Exercise brief:
Search through the entries for the word "text" and copy every line that has it.

── Data in this exercise

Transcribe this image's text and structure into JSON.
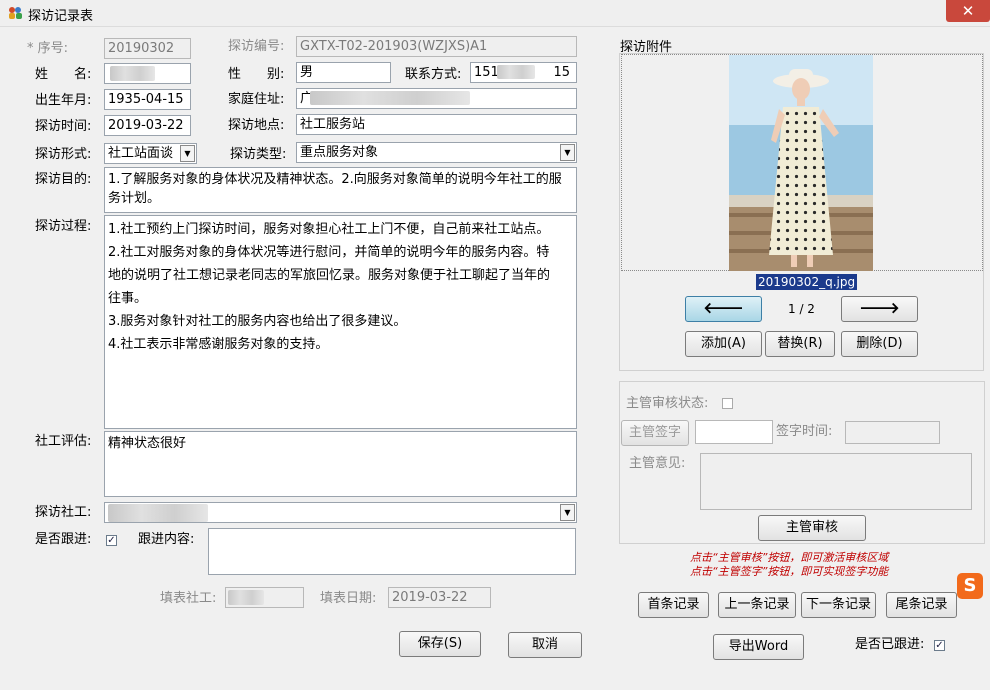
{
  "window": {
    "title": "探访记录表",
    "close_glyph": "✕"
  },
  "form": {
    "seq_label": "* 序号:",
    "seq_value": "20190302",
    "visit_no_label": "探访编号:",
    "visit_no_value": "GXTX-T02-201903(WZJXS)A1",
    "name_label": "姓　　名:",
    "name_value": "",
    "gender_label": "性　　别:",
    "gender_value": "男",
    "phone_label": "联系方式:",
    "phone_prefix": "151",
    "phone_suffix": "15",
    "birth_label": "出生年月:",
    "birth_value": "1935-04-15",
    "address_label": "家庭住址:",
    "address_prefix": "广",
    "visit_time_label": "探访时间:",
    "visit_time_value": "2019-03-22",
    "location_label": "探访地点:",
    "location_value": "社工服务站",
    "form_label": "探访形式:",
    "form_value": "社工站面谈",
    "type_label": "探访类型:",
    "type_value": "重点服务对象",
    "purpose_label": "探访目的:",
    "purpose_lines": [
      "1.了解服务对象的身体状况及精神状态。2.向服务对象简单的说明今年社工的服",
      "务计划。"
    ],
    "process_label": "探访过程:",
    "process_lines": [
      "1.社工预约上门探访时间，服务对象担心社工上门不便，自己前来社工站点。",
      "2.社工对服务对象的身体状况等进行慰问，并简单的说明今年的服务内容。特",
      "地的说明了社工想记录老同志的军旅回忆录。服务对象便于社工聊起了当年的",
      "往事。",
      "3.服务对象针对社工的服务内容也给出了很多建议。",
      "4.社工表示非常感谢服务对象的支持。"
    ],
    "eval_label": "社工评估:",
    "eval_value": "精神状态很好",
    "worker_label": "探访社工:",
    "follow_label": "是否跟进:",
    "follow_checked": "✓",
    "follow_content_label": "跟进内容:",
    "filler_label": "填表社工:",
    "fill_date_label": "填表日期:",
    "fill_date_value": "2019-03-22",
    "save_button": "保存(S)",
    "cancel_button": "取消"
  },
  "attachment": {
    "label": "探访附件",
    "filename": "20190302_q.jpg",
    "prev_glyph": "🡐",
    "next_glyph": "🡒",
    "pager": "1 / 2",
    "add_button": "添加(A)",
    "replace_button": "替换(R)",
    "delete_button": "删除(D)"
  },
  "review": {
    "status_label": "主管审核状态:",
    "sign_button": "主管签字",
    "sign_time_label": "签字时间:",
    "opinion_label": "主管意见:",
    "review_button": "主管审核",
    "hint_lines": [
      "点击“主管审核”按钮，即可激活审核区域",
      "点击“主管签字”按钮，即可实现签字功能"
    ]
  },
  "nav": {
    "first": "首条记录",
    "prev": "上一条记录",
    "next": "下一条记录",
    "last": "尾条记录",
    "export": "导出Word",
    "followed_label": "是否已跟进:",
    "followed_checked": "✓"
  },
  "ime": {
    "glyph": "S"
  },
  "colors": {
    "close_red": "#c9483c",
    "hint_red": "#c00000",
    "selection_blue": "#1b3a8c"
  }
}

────
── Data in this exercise

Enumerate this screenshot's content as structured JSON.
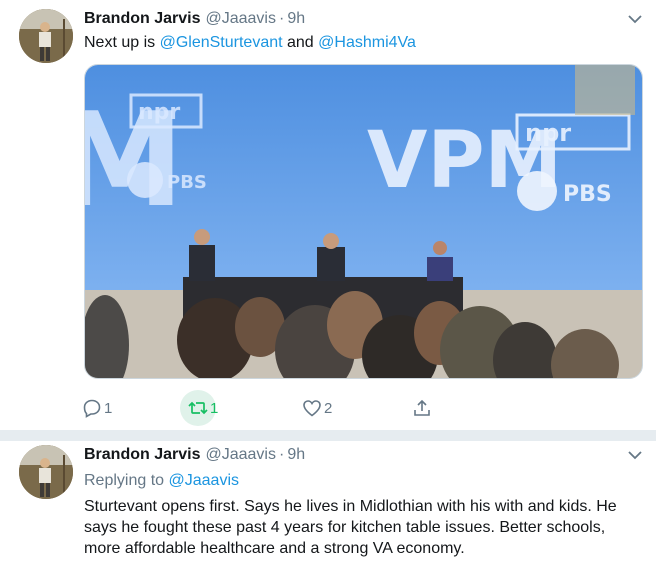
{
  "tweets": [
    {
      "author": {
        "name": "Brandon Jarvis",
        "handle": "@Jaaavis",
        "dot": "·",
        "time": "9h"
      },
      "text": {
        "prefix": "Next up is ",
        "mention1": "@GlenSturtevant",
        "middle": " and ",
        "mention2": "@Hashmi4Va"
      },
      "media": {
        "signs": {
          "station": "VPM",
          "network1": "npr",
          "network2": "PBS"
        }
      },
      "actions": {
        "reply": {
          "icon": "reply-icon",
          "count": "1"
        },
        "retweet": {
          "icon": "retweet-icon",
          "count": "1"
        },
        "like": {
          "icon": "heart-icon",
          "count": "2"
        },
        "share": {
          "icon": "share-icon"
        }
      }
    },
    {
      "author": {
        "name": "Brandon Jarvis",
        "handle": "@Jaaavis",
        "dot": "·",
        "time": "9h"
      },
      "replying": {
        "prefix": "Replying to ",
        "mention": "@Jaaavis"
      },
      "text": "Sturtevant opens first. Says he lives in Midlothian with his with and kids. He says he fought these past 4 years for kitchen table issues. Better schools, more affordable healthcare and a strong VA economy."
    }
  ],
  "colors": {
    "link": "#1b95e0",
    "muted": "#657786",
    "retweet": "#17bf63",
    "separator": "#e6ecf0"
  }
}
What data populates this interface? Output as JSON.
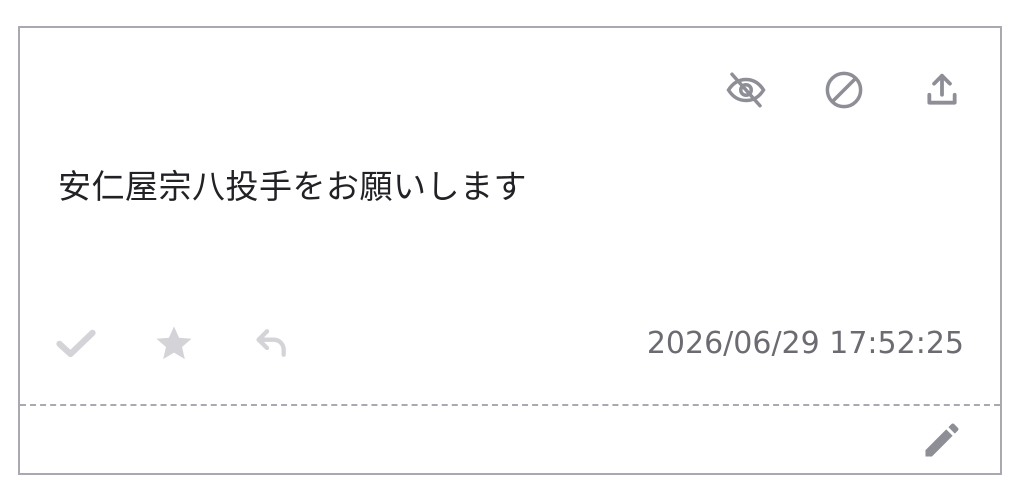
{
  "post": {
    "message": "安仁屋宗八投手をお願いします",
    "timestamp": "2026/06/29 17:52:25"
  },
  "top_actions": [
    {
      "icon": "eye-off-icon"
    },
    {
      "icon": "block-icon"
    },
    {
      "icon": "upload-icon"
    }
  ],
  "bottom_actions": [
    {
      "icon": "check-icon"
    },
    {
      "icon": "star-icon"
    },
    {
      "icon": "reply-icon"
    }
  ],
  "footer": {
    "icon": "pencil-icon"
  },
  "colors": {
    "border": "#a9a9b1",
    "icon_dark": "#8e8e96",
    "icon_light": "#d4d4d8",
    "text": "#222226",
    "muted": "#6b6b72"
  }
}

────

Task answer:
Transcribe this image's text and structure into JSON.
      "text": {
      "text": "Sturtevant opens first. Says he lives in Midlothian with his with and kids. He says he fought these past 4 years for kitchen table issues. Better schools, more affordable healthcare and a strong VA economy."
    "text": "#222226",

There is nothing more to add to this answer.